What you have to do — Print every line of the data word for word.
________________________
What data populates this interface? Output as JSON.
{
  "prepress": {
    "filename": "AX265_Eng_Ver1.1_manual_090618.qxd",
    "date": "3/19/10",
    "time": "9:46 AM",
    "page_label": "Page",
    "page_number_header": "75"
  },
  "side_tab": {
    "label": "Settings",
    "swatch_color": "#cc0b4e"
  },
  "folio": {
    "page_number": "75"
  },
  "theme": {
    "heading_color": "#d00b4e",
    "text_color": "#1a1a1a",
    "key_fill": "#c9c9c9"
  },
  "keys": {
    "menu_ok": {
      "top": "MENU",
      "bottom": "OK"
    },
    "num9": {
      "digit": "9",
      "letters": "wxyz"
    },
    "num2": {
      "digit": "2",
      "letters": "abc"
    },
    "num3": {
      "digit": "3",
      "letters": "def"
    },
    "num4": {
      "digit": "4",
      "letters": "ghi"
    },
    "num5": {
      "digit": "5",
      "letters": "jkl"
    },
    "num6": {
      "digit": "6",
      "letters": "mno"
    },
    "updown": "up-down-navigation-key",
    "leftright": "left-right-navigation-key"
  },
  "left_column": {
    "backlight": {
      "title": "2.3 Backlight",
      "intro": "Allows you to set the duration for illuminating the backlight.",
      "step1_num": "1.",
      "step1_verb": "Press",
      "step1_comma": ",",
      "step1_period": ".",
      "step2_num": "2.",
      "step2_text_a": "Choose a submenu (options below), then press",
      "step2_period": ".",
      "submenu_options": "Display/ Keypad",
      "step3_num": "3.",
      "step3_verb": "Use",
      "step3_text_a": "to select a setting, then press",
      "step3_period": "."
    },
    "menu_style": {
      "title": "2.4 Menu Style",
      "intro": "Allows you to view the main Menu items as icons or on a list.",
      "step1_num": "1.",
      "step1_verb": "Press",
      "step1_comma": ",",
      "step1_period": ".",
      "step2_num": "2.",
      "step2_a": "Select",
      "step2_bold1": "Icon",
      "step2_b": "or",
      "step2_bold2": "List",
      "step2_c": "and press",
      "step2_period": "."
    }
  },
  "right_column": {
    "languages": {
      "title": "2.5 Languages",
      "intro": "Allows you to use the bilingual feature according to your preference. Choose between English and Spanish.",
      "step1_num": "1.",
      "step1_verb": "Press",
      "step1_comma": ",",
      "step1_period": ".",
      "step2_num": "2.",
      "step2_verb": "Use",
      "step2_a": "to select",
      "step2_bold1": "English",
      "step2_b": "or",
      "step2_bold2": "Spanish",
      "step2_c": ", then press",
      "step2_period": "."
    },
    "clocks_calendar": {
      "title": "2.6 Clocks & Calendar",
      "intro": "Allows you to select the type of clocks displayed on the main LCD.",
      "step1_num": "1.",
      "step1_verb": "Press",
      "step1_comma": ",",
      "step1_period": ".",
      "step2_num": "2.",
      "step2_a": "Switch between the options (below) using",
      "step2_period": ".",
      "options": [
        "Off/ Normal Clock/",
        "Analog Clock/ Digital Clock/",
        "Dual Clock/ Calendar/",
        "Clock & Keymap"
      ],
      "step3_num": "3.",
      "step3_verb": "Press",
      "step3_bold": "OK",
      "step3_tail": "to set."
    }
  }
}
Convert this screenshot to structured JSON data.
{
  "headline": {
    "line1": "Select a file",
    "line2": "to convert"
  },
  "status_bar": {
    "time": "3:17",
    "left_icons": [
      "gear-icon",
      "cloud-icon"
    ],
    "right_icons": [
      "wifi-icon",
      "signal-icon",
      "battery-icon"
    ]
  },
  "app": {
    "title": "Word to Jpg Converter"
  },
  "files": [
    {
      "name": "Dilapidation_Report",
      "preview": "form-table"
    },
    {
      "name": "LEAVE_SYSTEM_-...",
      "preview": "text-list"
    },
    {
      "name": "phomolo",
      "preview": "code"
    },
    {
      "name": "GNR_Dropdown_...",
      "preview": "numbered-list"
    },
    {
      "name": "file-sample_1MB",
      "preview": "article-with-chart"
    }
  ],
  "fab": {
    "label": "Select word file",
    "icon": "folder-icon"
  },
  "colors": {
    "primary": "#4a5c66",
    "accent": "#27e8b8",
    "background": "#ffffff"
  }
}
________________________
Your solution —
What data populates this interface? Output as JSON.
{
  "prepress": {
    "filename": "AX265_Eng_Ver1.1_manual_090618.qxd",
    "date": "3/19/10",
    "time": "9:46 AM",
    "page_label": "Page",
    "page_number_header": "75"
  },
  "side_tab": {
    "label": "Settings",
    "swatch_color": "#cc0b4e"
  },
  "folio": {
    "page_number": "75"
  },
  "theme": {
    "heading_color": "#d00b4e",
    "text_color": "#1a1a1a",
    "key_fill": "#c9c9c9"
  },
  "keys": {
    "menu_ok": {
      "top": "MENU",
      "bottom": "OK"
    },
    "num9": {
      "digit": "9",
      "letters": "wxyz"
    },
    "num2": {
      "digit": "2",
      "letters": "abc"
    },
    "num3": {
      "digit": "3",
      "letters": "def"
    },
    "num4": {
      "digit": "4",
      "letters": "ghi"
    },
    "num5": {
      "digit": "5",
      "letters": "jkl"
    },
    "num6": {
      "digit": "6",
      "letters": "mno"
    },
    "updown": "up-down-navigation-key",
    "leftright": "left-right-navigation-key"
  },
  "left_column": {
    "backlight": {
      "title": "2.3 Backlight",
      "intro": "Allows you to set the duration for illuminating the backlight.",
      "step1_num": "1.",
      "step1_verb": "Press",
      "step1_comma": ",",
      "step1_period": ".",
      "step2_num": "2.",
      "step2_text_a": "Choose a submenu (options below), then press",
      "step2_period": ".",
      "submenu_options": "Display/ Keypad",
      "step3_num": "3.",
      "step3_verb": "Use",
      "step3_text_a": "to select a setting, then press",
      "step3_period": "."
    },
    "menu_style": {
      "title": "2.4 Menu Style",
      "intro": "Allows you to view the main Menu items as icons or on a list.",
      "step1_num": "1.",
      "step1_verb": "Press",
      "step1_comma": ",",
      "step1_period": ".",
      "step2_num": "2.",
      "step2_a": "Select",
      "step2_bold1": "Icon",
      "step2_b": "or",
      "step2_bold2": "List",
      "step2_c": "and press",
      "step2_period": "."
    }
  },
  "right_column": {
    "languages": {
      "title": "2.5 Languages",
      "intro": "Allows you to use the bilingual feature according to your preference. Choose between English and Spanish.",
      "step1_num": "1.",
      "step1_verb": "Press",
      "step1_comma": ",",
      "step1_period": ".",
      "step2_num": "2.",
      "step2_verb": "Use",
      "step2_a": "to select",
      "step2_bold1": "English",
      "step2_b": "or",
      "step2_bold2": "Spanish",
      "step2_c": ", then press",
      "step2_period": "."
    },
    "clocks_calendar": {
      "title": "2.6 Clocks & Calendar",
      "intro": "Allows you to select the type of clocks displayed on the main LCD.",
      "step1_num": "1.",
      "step1_verb": "Press",
      "step1_comma": ",",
      "step1_period": ".",
      "step2_num": "2.",
      "step2_a": "Switch between the options (below) using",
      "step2_period": ".",
      "options": [
        "Off/ Normal Clock/",
        "Analog Clock/ Digital Clock/",
        "Dual Clock/ Calendar/",
        "Clock & Keymap"
      ],
      "step3_num": "3.",
      "step3_verb": "Press",
      "step3_bold": "OK",
      "step3_tail": "to set."
    }
  }
}
Convert this screenshot to structured JSON data.
{
  "headline": {
    "line1": "Select a file",
    "line2": "to convert"
  },
  "status_bar": {
    "time": "3:17",
    "left_icons": [
      "gear-icon",
      "cloud-icon"
    ],
    "right_icons": [
      "wifi-icon",
      "signal-icon",
      "battery-icon"
    ]
  },
  "app": {
    "title": "Word to Jpg Converter"
  },
  "files": [
    {
      "name": "Dilapidation_Report",
      "preview": "form-table"
    },
    {
      "name": "LEAVE_SYSTEM_-...",
      "preview": "text-list"
    },
    {
      "name": "phomolo",
      "preview": "code"
    },
    {
      "name": "GNR_Dropdown_...",
      "preview": "numbered-list"
    },
    {
      "name": "file-sample_1MB",
      "preview": "article-with-chart"
    }
  ],
  "fab": {
    "label": "Select word file",
    "icon": "folder-icon"
  },
  "colors": {
    "primary": "#4a5c66",
    "accent": "#27e8b8",
    "background": "#ffffff"
  }
}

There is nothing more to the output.